Doig Spins a Wholly Original “Bartender’s Tale”
Following on his much-praised Work Song, set in Butte in 1919, Seattle novelist Ivan Doig returns readers to Montana, but this time it’s the ’60s, and the tiny town of Gros Ventre, which, if it’s anywhere, would be up in Glacier National Park.
It’s a father-and-son story narrated by Rusty (the son) about his bartender father Tom Harry, proprietor of the Medicine Lodge saloon. (Gros Ventre is more commonly known as the name of a Native American tribe, who prefer to go by “White Clay People.”)
Rusty is enduring a lightly Dickensesque, misfit childhood with his Arizona relations when Tom swoops in, scoops him up, and ferries him off to the hinterlands of Montana.
The story goes off in many different directions after that: There’s the exploration of his new home and the struggle to fit in; the more consistently pleasant discovery of Zoe, the new girl in town; surprising revelations about family history; and a drop-in grad student-oral historian named for Franklin Delano Roosevelt, which allows Doig to delve into the silty history of WPA-era dirt dams.
But for Rusty, things keep coming back to the fragility of his bond with his father, even as their rapport grows. Through his novel, Doig makes the penetrating psychological observation that these kinds of wounds aren’t easily healed, don’t respond to reason. The better Rusty gets along with his dad, the more likely he is to be blindsided by changes that conjure the fear of losing everything he’s gained.
This night was the darkest of my life in every way. I lay under strange old heavy blankets in that musty bedroom, listening to the wind, knowing it was whipping up the snow into a ground blizzard, the absolute worst thing for Pop if he was out there somewhere trying to drive home. My thoughts swirled and whirled as well.
By the end of the book, the town of Gros Ventre and its inhabitants have gained the stature of distant relations. Doig has made a long cast with his narrative arc–Rusty’s curiosity about his origins is a lot to hang almost 400 pages on. You come to appreciate the moments that life, in its episodic carelessness, seems to brush Rusty’s concerns aside, and let someone else’s in.
The grizzled sheepherder clutched the shot glass so tightly he seemed to be drinking out of his fist. “I lost a couple hunnerd in this storm,” he said hollowly, “never had it happen before in all the years. Had them out in bunches like I was supposed to, so the ewes could eat a little new grass to help their milk. It started blizzarding so goddamn fast I only got about half the bunches into the shed. The others, they’re froze under the snowdrifts.” Shoulders hunched miserably, he looked like he was about to cry.
On TV in 1960, you could watch the efforts of the original men working on Madison Avenue. In Doig’s telling, the time is almost entirely free of television.
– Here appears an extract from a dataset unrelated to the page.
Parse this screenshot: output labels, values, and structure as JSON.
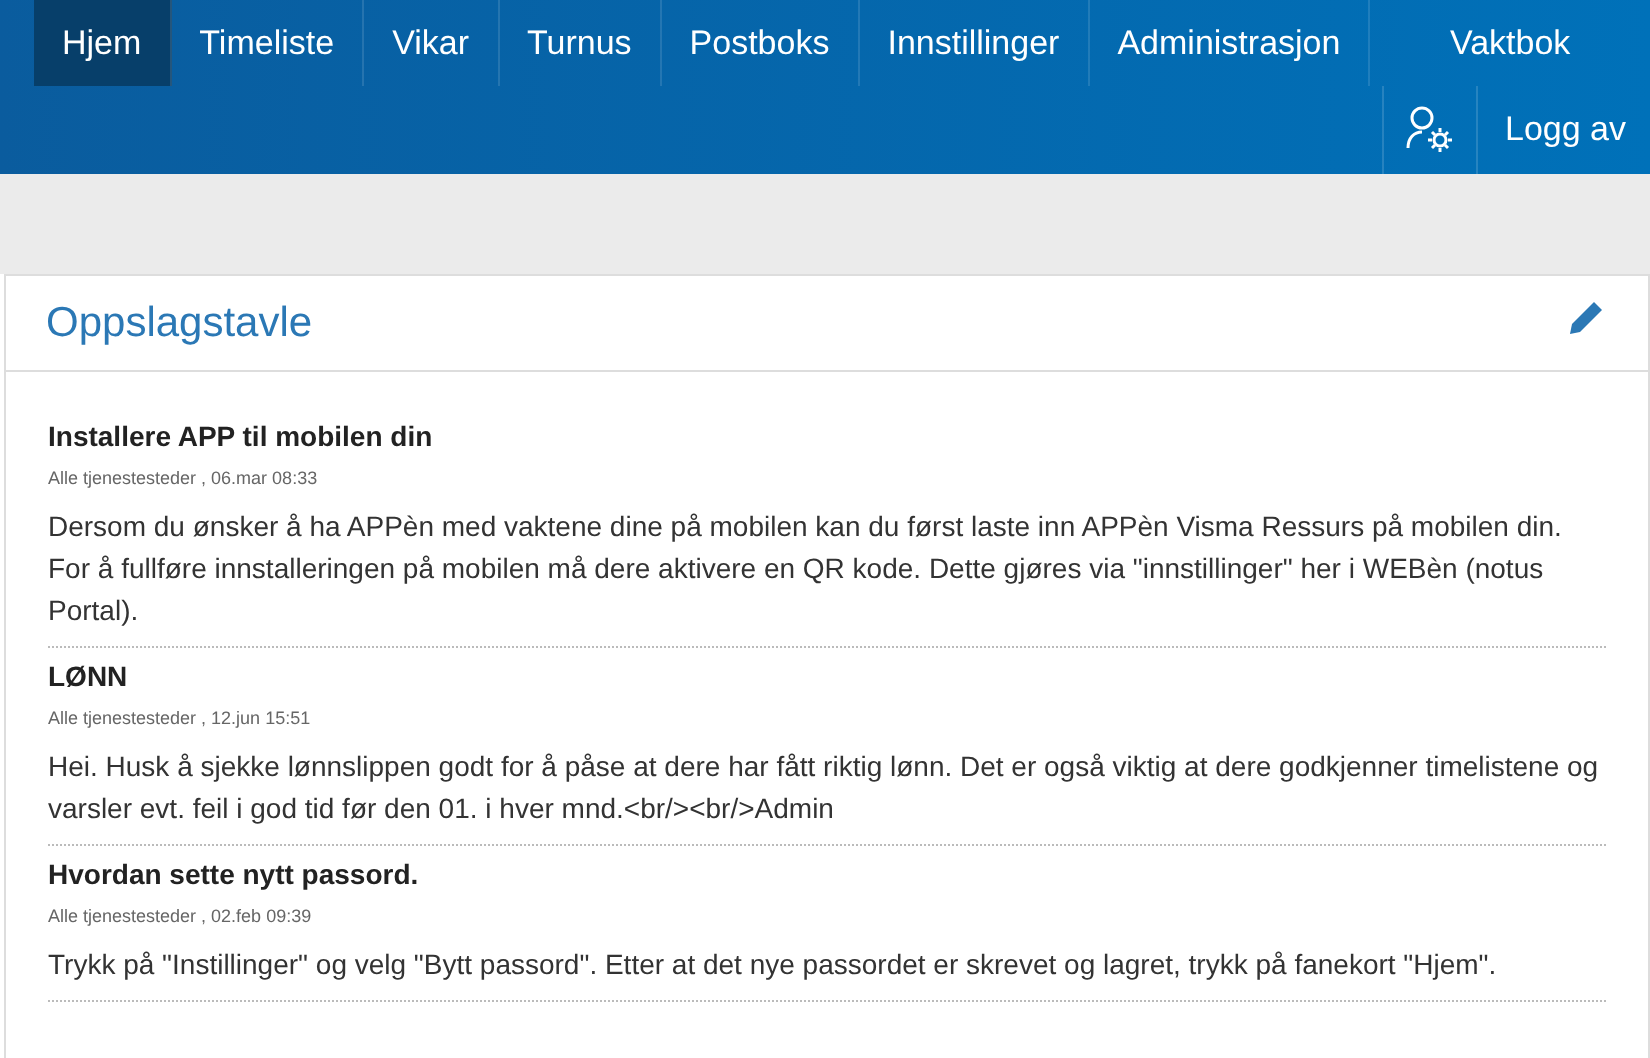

Rusty’s entertainment is listening in to bar conversation through an air vent. “Sensational stuff, isn’t it?” asks grad student Del in another context. “Pure lingua americana.” That’s what Doig has cooked up here.